This week was hard.
Early last week my little one had a bad cold. Last Saturday, I stepped outside with her (she was fully clothed and had a blanket on while I held her), for a couple of minutes. When we came back inside, she was shaking uncontrollably and her lips turned blue, her face white. It was a very scary moment. I also noticed she was burning up. I started to freak out and contemplated calling 911. Luckily, my sister was over so she suggested we take her to Children’s Hospital and she’d stay with my oldest.
I sat in the backseat next to my baby and slowly watched her lips turn back to normal. A smile on her face almost the whole time. She is sweet, except when she is tired or feels like poop. The whole time in the car, she stared at me with her warm blue eyes. I feared the worst. Not even knowing what the worst could be.
After arriving, the nurse took her temp; it was 103. He attached a monitor to her foot to detect her heartbeat. She wasn’t very happy about that. The doctor came in and asked about any family heart disease in either of our families. She said that the reason for the blue lips indicated a heart or throat problem. My own heart sank, considering this was something that could be wrong with her. Neither of our families has heart issues that we know of, and of course, I wasn’t sure about my own father’s side. I then remembered after she was born, the pediatrician that examined her had said he heard a small murmur. But, the next day it was gone and he even said it was normal in newborns.
With an anxious mind, we then take her into a room to have an x-ray on both her throat and heart. She was hysterical. It broke our hearts. We held each of her arms to make her feel somewhat safe as the nurse strapped her into the chair. I had so many thoughts in my head. It was awful, but was over quick.

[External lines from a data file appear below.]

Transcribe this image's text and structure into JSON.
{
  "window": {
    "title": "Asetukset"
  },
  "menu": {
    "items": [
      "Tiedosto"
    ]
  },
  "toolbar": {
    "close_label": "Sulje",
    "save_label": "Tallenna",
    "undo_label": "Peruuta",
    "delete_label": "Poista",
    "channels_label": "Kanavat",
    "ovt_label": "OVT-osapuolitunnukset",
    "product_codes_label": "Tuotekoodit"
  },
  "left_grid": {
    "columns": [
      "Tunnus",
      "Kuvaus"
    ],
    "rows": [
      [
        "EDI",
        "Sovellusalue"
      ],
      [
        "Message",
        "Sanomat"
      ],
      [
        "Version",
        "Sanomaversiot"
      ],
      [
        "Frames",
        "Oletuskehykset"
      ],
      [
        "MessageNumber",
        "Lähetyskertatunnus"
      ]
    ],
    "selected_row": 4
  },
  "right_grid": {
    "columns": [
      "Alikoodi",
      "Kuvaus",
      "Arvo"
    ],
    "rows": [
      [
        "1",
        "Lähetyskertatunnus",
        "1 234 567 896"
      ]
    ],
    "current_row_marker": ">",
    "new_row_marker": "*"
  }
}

Once back in the room, I tried to hold and calm her but she wasn’t having it. I suppose she sensed my worry. The nurse came back in and swabbed her nose – to test for the flu. She freaked out even more. It totally and completely sucked. Luckily, the tests for everything came back normal. No flu. No RSV. No heart or throat issue. Phew. I could then breathe again.
Of course, our biggest concern still was, why did she have such a bad reaction to being outside for a few minutes. The doctor said it was probably a bronchial spasm. More than likely the change in temperature from being inside to outside hit her hard. She also indicated that this could be a sign of asthma. But, they don’t diagnose children with asthma until the age of 2+.
And so we went home with not so bad news. It was a problem we could live with… if she even does develop asthma. But our trip to the doctor didn’t end there. On Monday, while at daycare, the baby’s fever was 101, she wasn’t eating much and was falling asleep at the kitchen table. Red flag. I was at work (and our office was being audited this week), and put a call into our pediatrician to see if I could bring her in, they have an opening – so I leave work.
At our pediatrician’s office, the baby’s fever was just under 102. Worried yet again with the fever issue, and no other symptoms, we wait for the doctor. He comes in, exams her (she wasn’t happy about that), and says it is either a viral infection or UTI (Urinary Tract Infection). I have my doubts. He says they will need a urine sample for the test. I ask, “how do you take her urine?” The worst response imaginable for a mother to an almost 1-year-old, “a catheter.” Gulp.
The nurses prep her, she is screaming bloody murder while I have to hold her arms down and she looks into my eyes, and I just want to cry. As the nurse is wiping her bottom, my baby starts to pee. The nurse grabs the cup and gets enough urine. No catheter needed after all. Hallelujah.
Our pediatrician tells us 48 hours for the results. Again, I have my doubts that it’s a UTI. But, I also had doubts that it was just a viral infection. We go on with our days. Two days later and I get a call. Our doctor confirms the baby does, in fact, have a UTI. Clarity helps, I will say that. But this and the blue lip thing have no connection, unfortunately. So, we get her an antibiotic – which is always a struggle to get down her throat – hoping for the best.
In the meantime, my 4-year-old’s hands and nose start to get red little pimples. I have eczema. I know what eczema looks like. When I get a breakout, mine looks nothing like hers. I call several dermatologists to try to get an appointment sooner than later. I finally get an appointment with one. I take her. He looks at her very briefly and says, “she has sensitive skin,” after he tells her how much he loves her shirt and loves the color purple. I question it, “really, just sensitive skin?” He goes on, “it’s eczema. Only use Dove soap. Oh, I love purple, and look even my paper is purple.” He was animated and fun. He was just the type of doctor we needed after the week we’ve had. My husband and baby were with us as well. None of us wanted to leave his office. I think that says something about our lack of entertainment.
After some recommendations and a script for her skin, we go home. My husband stops to get her prescription and was floored when the pharmacist rang it up to, “$489.” Yeah, back to the Aloe Vera plant for us. I was drained. Drained from not sleeping well this week, our office having a rigorous audit, a sick baby, a 4-year-old with itchy skin, and a unknown bill for all these doctors’ visits (we have a High Deductible Health Savings Plan). Fun times.
To end my week, I am enjoying a glass of wine with Ken. Because this is my workspace…